5

Photo: A landfill in Delhi, India. Photo by Marcus Eriksen.

New science featuring Plastic Pollution Coalition member organization 5 Gyres was published today in Science magazine. Director of Science and Innovation for 5 Gyres, Dr. Marcus Eriksen, authored the article with scientists Chelsea Rochman, Dr. Stephanie Borrelle, Jenna Jambeck, and others:  Predicted growth in plastic waste exceeds efforts to mitigate plastic pollution

The key finding: plastic waste production is outpacing our ability to manage it. 

Even with ambitious globally coordinated plastic reduction efforts, plastic emissions to rivers, lakes, and oceans could be as high as 53 Million tonnes in 2030.

“Considering the ambitious commitments currently set by governments, annual emissions may reach up to 53 million metric tons per year by 2030,” reads the abstract. “To reduce emissions to a level well below this prediction, extraordinary efforts to transform the global plastics economy are needed.”

Take action to stop plastic pollution.

Join our global Coalition.

Researchers from the University of Hawai’i at Mānoa School of Ocean and Earth Science
and Technology
(SOEST) discovered that several greenhouse gases are emitted as common
plastics degrade in the environment.

Mass production of plastics started nearly 70 years ago and the production rate is expected to double over the next two decades. While serving many applications because of their durability, stability and low cost, plastics have deleterious effects on the environment. Plastic is known to release a variety of chemicals during degradation, which has a negative impact on organisms and ecosystems.

The study, published yesterday in PLOS ONE, reports the unexpected discovery of the universal production of greenhouse gases methane and ethylene by the most common plastics when exposed to sunlight. The science team tested polycarbonate, acrylic, polypropylene, polyethylene terephthalate, polystyrene, high-density polyethylene and low-density polyethylene (LDPE)—materials used to make food storage, textiles, construction materials, and various plastic goods.

Polyethylene, used in shopping bags, is the most produced and discarded synthetic polymer globally and was found to be the most prolific emitter of both gases.

Additionally, the team found that the emission rate of the gases from virgin pellets of LDPE
increased during a 212-day experiment and that LDPE debris found in the ocean also emitted greenhouse gases when exposed to sunlight.
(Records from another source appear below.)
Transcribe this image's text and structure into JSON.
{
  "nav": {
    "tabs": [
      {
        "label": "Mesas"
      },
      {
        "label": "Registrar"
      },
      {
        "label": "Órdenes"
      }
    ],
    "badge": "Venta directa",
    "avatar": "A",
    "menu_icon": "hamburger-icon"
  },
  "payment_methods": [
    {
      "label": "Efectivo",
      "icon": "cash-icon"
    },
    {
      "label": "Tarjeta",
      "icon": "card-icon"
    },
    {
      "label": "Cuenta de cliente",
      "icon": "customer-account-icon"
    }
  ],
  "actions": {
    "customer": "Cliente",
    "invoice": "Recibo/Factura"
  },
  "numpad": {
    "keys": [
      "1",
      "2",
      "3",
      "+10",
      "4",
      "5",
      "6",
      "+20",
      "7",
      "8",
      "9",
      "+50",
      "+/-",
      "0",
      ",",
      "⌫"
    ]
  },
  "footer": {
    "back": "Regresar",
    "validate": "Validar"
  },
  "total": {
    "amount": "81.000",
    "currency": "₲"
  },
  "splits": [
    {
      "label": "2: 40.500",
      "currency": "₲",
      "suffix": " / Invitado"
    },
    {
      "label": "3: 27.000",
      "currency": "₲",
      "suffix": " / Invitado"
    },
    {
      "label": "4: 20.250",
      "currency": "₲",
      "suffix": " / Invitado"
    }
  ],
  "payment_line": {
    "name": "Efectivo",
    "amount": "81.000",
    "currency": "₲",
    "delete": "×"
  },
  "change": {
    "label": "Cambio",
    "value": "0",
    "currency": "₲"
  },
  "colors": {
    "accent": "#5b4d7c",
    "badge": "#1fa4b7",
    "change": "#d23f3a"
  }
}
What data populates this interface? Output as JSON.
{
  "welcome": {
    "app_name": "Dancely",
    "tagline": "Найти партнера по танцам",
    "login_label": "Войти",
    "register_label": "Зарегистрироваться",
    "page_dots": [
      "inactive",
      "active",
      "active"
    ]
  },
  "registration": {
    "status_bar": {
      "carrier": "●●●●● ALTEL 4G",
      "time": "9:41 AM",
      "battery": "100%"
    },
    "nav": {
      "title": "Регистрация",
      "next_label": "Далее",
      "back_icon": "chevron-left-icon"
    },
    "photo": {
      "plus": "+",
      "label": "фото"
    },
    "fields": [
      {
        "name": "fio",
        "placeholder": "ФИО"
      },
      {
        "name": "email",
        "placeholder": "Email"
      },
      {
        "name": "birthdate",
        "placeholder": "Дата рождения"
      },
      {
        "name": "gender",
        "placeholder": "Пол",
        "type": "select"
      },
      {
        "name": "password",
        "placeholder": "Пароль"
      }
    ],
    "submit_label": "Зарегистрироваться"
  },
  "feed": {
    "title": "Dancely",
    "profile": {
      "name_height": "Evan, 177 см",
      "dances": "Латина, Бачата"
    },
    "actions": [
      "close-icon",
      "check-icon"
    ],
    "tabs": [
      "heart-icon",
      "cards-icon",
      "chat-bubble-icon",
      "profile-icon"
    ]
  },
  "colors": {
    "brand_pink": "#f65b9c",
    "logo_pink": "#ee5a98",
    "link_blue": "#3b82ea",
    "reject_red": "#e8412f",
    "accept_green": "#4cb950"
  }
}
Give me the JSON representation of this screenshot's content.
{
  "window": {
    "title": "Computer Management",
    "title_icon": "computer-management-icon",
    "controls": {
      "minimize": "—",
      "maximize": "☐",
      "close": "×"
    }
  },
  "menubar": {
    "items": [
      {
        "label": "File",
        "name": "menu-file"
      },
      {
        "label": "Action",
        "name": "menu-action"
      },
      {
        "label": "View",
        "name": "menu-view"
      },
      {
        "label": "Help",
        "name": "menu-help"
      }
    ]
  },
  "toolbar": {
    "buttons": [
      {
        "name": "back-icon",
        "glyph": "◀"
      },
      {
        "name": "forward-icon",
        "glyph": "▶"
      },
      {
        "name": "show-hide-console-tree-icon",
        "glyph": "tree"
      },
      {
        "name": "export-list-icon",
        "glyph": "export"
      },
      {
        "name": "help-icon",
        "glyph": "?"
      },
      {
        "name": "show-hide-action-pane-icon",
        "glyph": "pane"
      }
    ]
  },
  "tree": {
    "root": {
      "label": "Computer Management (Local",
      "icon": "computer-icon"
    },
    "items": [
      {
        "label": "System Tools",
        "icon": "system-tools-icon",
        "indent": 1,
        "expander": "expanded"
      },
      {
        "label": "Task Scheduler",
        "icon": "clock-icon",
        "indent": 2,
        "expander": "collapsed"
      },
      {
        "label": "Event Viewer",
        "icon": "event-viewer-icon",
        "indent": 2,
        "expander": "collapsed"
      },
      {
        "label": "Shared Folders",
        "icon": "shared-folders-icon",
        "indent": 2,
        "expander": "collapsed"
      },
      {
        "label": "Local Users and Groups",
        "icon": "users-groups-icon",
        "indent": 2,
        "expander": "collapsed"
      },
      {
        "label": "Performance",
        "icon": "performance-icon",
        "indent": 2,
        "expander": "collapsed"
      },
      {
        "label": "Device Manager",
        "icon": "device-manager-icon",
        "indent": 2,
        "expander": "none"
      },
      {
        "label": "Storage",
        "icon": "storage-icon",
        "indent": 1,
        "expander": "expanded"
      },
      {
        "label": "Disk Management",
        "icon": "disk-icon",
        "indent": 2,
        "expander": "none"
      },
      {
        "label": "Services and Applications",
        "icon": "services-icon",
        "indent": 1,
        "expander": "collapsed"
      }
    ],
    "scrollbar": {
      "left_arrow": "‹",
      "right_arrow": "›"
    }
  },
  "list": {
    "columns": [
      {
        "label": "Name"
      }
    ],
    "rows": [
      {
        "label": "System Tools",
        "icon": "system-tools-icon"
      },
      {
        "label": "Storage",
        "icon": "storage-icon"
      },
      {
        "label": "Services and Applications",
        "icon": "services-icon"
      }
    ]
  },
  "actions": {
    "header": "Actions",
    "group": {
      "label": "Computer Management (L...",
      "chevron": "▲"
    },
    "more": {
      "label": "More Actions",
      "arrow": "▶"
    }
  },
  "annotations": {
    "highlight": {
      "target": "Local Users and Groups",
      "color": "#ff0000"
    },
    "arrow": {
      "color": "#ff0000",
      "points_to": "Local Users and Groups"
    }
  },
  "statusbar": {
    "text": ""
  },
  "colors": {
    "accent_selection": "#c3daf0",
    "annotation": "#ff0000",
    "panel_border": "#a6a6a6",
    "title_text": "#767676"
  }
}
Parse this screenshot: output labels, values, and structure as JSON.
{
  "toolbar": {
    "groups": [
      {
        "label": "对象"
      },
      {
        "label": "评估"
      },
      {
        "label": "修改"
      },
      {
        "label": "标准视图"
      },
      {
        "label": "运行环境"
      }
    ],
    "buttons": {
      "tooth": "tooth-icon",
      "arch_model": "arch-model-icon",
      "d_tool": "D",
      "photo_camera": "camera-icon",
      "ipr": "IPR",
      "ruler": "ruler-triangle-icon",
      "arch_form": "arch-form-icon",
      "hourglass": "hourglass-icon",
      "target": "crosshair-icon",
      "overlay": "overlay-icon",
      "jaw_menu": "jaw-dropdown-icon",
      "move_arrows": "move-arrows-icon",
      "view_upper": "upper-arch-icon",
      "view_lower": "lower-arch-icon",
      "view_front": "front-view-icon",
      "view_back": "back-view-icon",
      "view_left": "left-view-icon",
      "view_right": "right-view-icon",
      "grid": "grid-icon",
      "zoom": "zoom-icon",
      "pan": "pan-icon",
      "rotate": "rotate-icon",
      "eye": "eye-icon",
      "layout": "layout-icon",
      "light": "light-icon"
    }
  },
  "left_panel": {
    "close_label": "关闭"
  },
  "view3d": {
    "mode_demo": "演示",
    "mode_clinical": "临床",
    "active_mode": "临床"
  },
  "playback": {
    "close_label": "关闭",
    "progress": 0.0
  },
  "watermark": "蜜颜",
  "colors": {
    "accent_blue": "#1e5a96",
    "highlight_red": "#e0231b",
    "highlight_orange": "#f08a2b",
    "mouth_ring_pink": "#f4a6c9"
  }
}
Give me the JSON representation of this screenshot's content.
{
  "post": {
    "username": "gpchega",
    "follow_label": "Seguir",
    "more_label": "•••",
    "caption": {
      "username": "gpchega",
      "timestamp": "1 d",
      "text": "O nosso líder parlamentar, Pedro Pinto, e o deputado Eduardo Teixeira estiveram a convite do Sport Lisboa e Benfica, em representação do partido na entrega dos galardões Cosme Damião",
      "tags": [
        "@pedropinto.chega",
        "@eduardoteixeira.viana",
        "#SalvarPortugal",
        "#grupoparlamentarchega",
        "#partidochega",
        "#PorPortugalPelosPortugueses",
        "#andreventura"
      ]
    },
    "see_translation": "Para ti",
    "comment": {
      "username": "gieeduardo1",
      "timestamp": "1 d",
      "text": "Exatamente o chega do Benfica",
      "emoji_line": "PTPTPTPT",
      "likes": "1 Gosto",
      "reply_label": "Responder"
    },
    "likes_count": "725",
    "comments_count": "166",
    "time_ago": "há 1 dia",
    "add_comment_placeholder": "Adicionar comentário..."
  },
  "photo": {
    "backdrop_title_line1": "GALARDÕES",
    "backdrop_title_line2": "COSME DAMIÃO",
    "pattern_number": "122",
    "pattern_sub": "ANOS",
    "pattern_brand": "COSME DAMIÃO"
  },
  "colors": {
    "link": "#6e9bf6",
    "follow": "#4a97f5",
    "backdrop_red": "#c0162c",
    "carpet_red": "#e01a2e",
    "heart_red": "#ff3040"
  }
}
Once initiated by solar radiation, the emission of these gases continued in the dark.

“We attribute the increased emission of greenhouse gases with time from the virgin pellets to photo-degradation of the plastic, as well as the formation of a surface layer marked with fractures, micro-cracks and pits,” said lead author Sarah-Jeanne Royer, a post-doctoral scholar in the Center for Microbial Oceanography: Research and Education (C-MORE) at the time of this investigation. “With time, these defects increase the surface area available for further photo-chemical degradation and therefore contribute to an acceleration of the rate of gas production.”

It is also known that smaller particles, termed ‘microplastics,’ are eventually produced in the environment and may further accelerate gas production.

“Plastic represents a source of climate-relevant trace gases that is expected to increase as more plastic is produced and accumulated in the environment,” said David Karl, senior author on the study and SOEST professor with C-MORE. “This source is not yet budgeted for when assessing global methane and ethylene cycles, and may be significant.”

Greenhouse gases directly influence climate change—affecting sea level, global temperatures, ecosystem health on land and in the ocean, and storms, which increase flooding, drought, and erosion.

“Considering the amounts of plastic washing ashore on our coastlines and the amount of plastic exposed to ambient conditions, our finding provides further evidence that we need to stop plastic production at the source, especially single use plastic,” said Royer.

Now, Royer is working to develop estimates of the amount of plastic exposed to the environment in oceanic and terrestrial regions, globally, in order to constrain the overall greenhouse gas emissions from plastics.

Join our global Coalition.